* WORK REQUIRED: For these records, count the lines containing the word "likes" and respond with the number alone.

Stored data
□ □ □ □ □

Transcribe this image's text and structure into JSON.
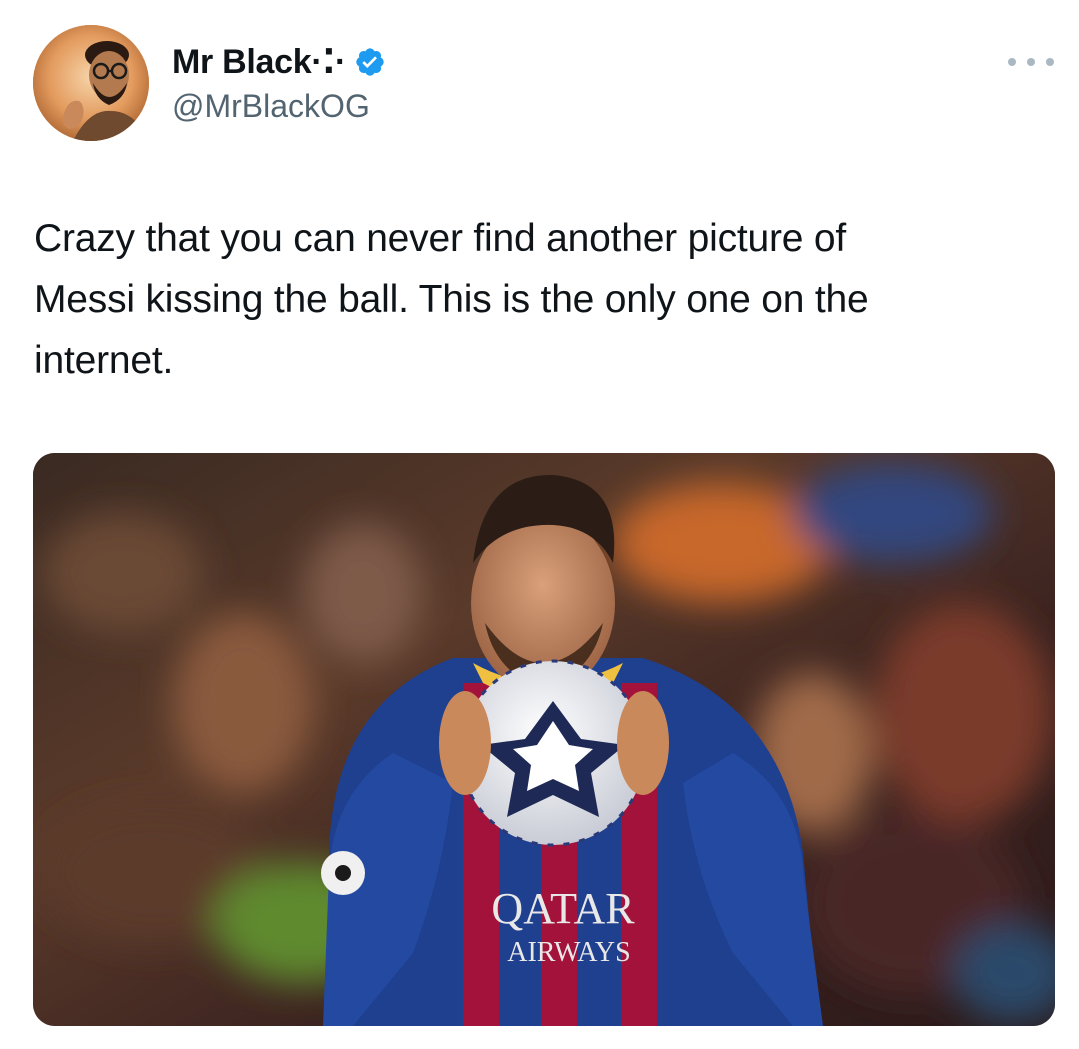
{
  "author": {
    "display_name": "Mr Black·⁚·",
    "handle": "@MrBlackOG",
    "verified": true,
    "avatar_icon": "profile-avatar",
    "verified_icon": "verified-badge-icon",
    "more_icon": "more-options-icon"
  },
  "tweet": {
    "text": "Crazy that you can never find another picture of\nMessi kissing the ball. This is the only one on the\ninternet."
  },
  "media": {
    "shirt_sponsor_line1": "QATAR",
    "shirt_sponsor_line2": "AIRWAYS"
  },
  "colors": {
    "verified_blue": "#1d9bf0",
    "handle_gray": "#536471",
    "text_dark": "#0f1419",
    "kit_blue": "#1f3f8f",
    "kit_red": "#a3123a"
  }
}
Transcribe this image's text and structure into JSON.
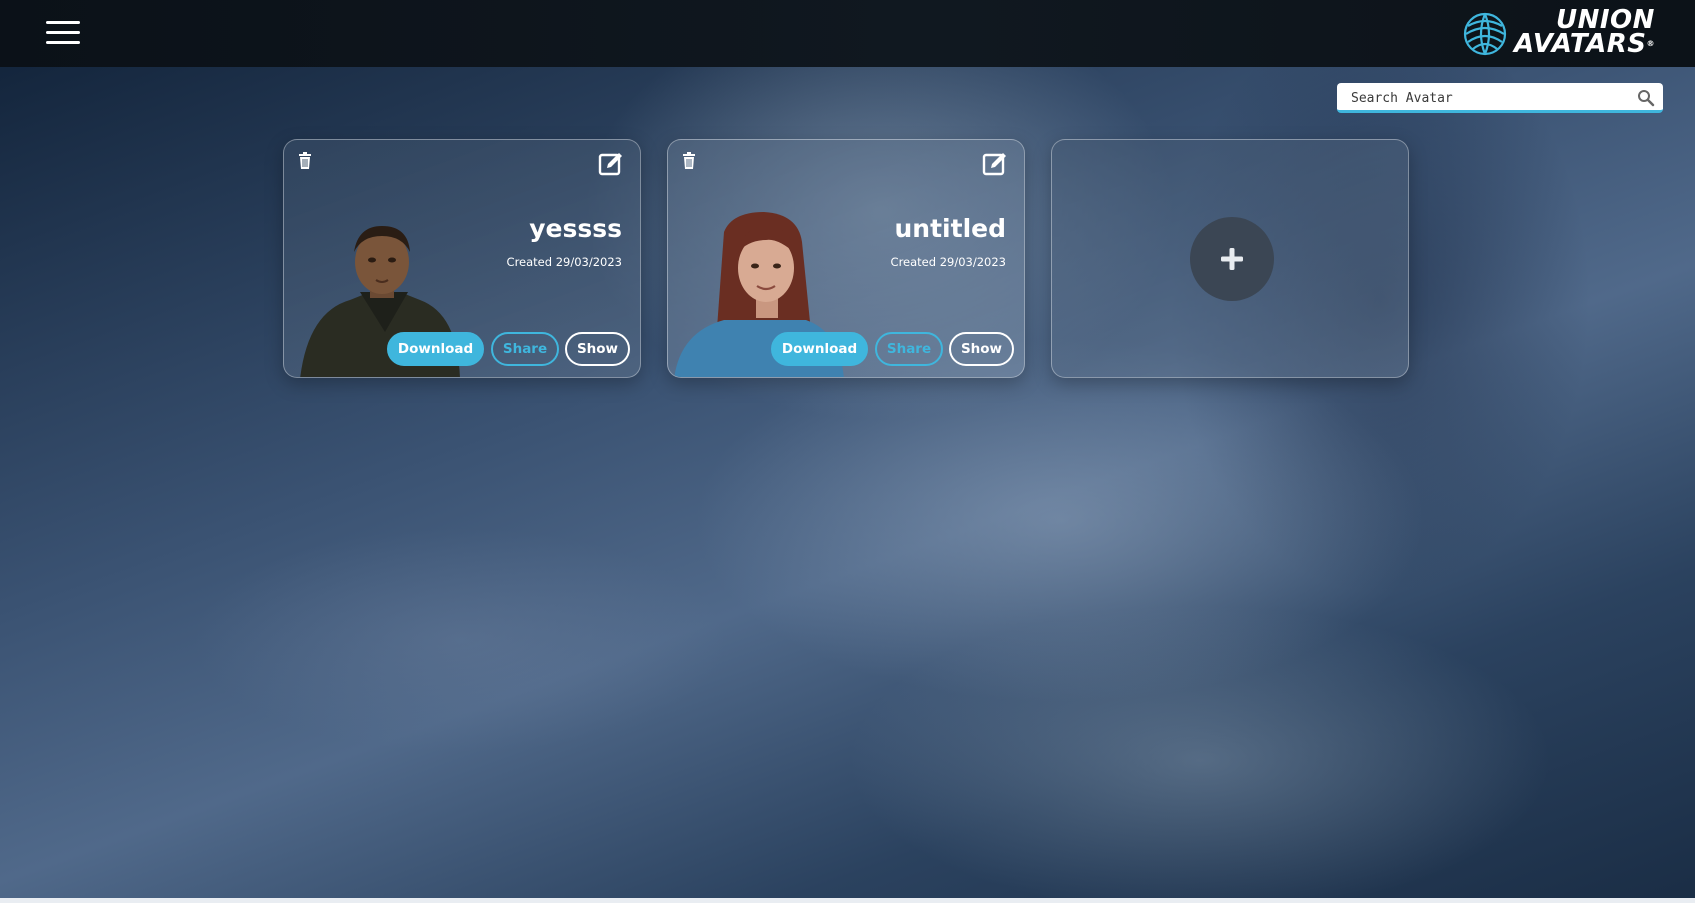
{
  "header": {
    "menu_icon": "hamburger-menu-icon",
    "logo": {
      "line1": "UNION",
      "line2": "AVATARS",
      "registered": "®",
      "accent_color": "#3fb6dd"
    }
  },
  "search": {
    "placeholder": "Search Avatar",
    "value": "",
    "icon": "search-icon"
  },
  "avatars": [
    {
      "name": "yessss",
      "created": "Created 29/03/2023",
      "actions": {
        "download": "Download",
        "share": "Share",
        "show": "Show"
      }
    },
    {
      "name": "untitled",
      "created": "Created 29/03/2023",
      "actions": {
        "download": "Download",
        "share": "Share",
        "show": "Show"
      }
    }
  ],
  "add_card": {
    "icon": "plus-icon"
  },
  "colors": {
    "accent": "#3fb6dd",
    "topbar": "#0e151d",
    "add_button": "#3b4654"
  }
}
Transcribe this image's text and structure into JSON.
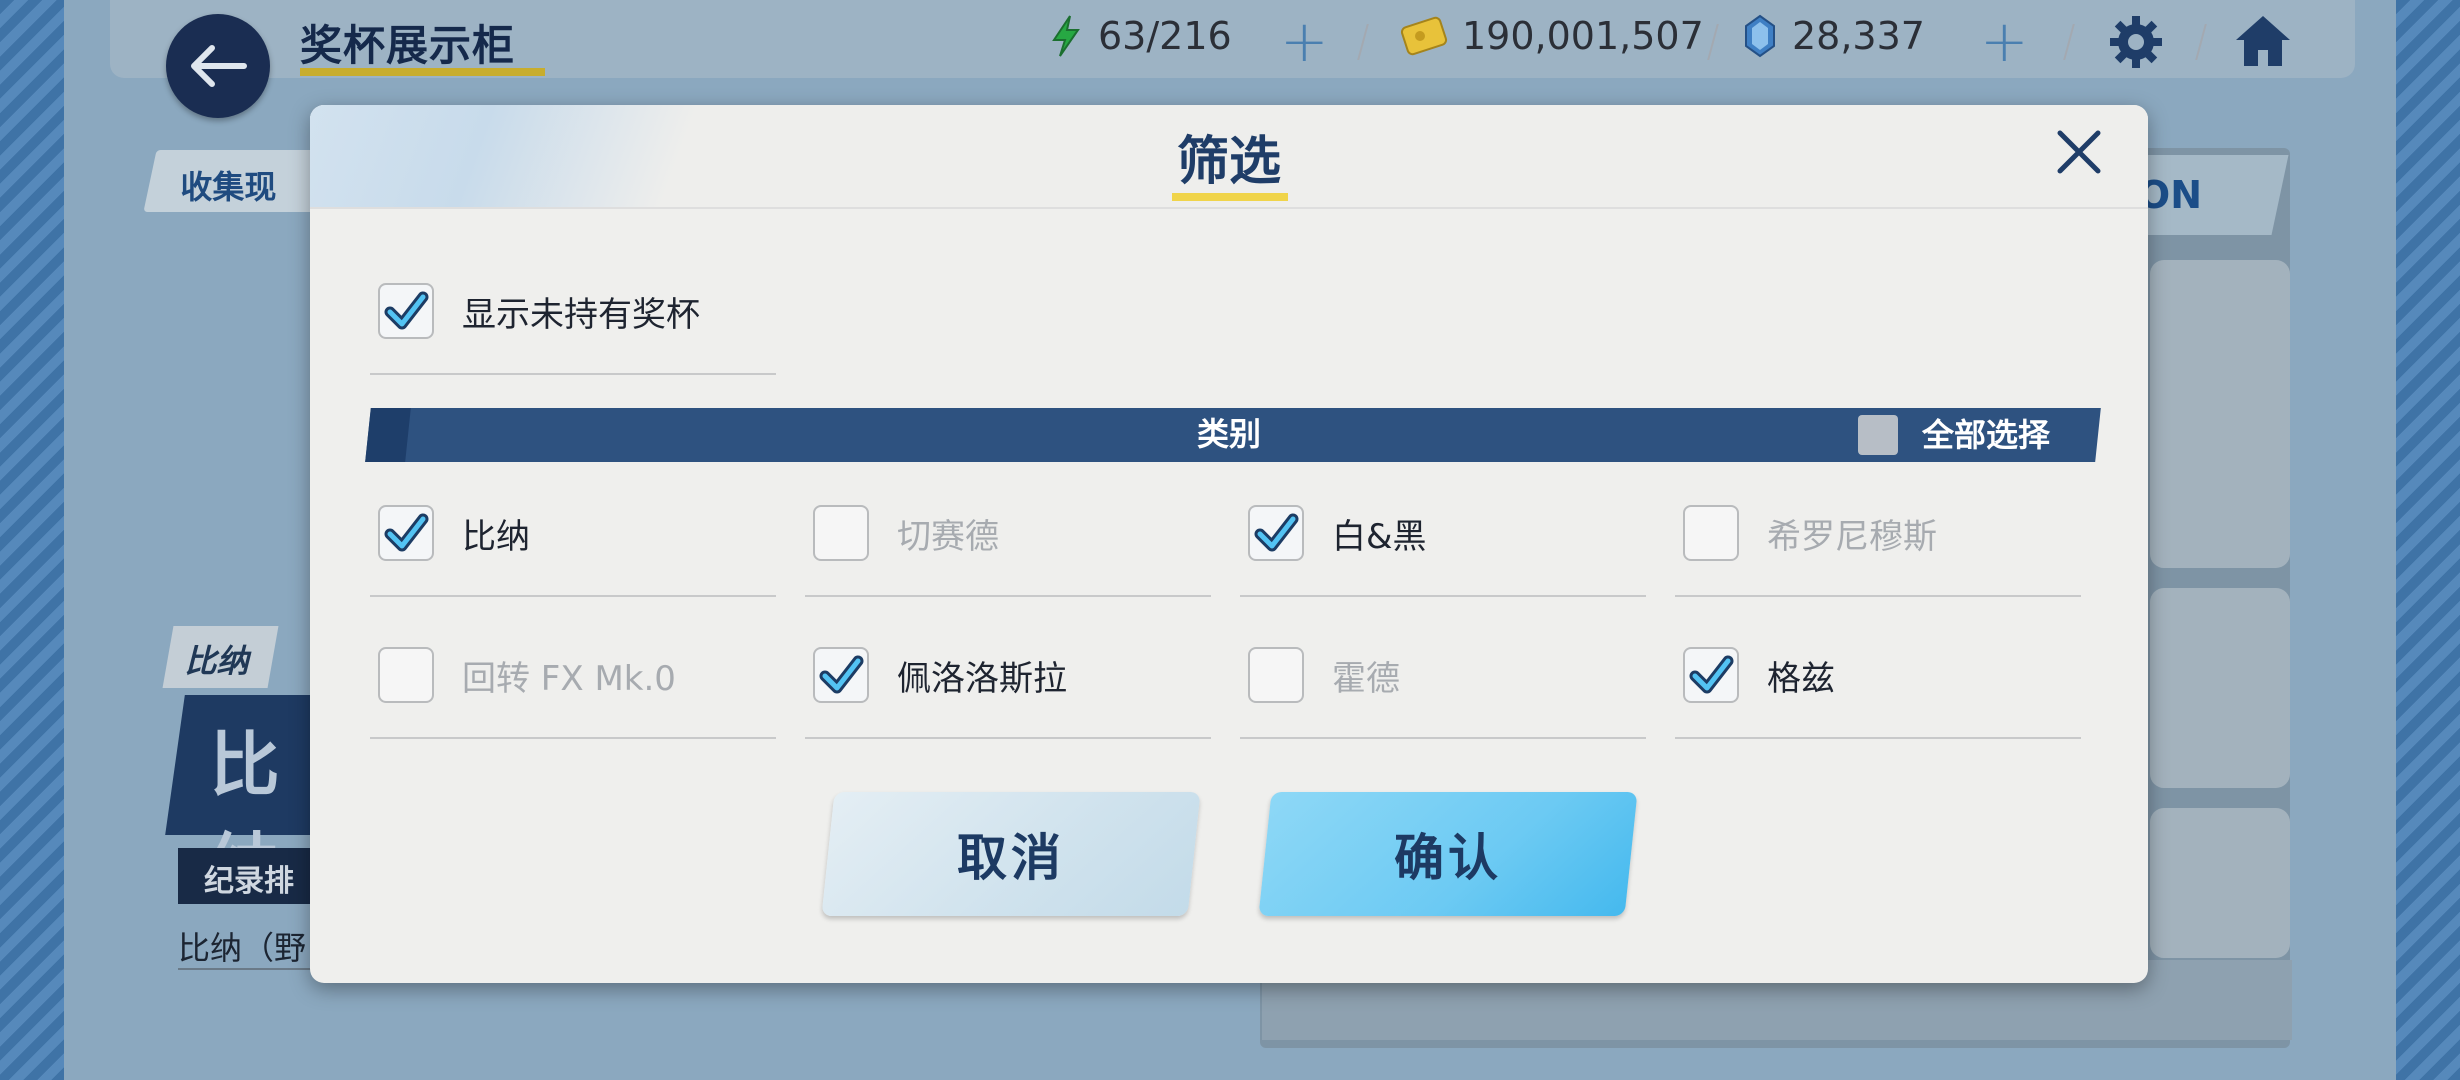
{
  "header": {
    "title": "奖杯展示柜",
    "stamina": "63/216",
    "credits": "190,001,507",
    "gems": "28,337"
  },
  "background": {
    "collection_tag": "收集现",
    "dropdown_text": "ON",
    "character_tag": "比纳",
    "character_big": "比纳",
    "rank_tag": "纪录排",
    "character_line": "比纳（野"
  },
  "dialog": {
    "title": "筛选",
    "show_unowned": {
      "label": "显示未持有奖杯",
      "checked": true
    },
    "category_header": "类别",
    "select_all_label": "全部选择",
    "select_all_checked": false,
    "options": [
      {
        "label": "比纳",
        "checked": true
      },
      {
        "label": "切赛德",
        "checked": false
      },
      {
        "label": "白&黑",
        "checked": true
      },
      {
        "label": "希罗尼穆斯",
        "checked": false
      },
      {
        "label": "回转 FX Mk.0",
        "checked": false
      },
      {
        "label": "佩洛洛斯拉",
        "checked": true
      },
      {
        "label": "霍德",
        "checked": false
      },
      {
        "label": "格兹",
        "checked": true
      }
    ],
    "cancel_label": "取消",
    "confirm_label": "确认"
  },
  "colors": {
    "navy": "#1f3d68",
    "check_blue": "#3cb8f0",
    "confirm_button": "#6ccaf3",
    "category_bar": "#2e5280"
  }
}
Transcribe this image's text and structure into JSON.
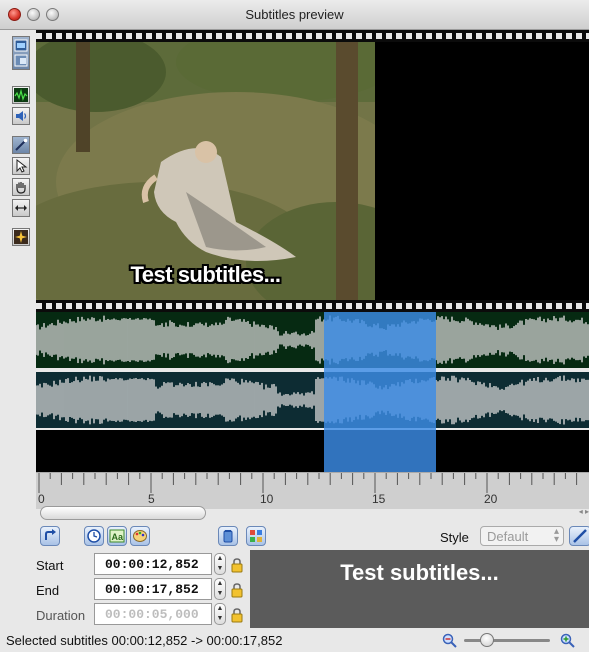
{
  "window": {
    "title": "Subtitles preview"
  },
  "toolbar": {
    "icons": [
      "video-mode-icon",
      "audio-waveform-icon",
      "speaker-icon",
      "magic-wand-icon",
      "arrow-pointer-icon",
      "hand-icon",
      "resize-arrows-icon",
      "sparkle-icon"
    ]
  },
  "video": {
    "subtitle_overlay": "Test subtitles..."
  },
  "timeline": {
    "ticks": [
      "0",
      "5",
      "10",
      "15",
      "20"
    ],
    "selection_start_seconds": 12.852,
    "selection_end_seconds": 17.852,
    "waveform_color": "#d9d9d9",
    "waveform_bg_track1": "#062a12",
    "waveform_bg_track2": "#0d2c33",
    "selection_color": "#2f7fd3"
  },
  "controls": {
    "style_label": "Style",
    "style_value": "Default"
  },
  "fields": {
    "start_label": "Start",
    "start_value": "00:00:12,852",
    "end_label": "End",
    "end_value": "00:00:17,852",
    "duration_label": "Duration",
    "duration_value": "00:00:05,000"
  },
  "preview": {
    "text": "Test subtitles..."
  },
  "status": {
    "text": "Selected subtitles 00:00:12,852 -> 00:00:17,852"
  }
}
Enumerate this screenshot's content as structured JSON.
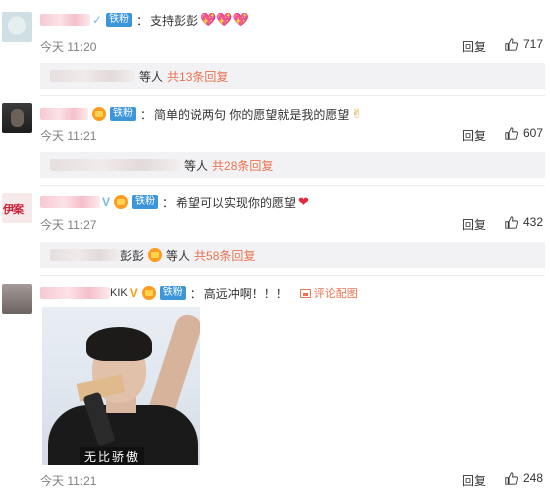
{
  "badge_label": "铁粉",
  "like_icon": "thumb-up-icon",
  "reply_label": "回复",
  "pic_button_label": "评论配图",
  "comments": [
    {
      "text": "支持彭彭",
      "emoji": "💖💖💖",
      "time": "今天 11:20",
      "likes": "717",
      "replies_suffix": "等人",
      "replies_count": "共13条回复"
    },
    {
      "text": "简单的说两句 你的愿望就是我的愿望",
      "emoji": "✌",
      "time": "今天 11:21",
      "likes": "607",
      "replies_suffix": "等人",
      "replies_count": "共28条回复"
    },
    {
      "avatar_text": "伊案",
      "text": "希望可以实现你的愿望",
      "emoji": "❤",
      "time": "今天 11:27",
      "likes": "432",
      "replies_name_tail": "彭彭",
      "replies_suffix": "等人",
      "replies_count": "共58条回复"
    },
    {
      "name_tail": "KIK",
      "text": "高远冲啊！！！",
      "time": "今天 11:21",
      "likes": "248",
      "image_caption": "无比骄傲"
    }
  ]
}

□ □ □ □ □

* WRITTEN RESPONSE: 4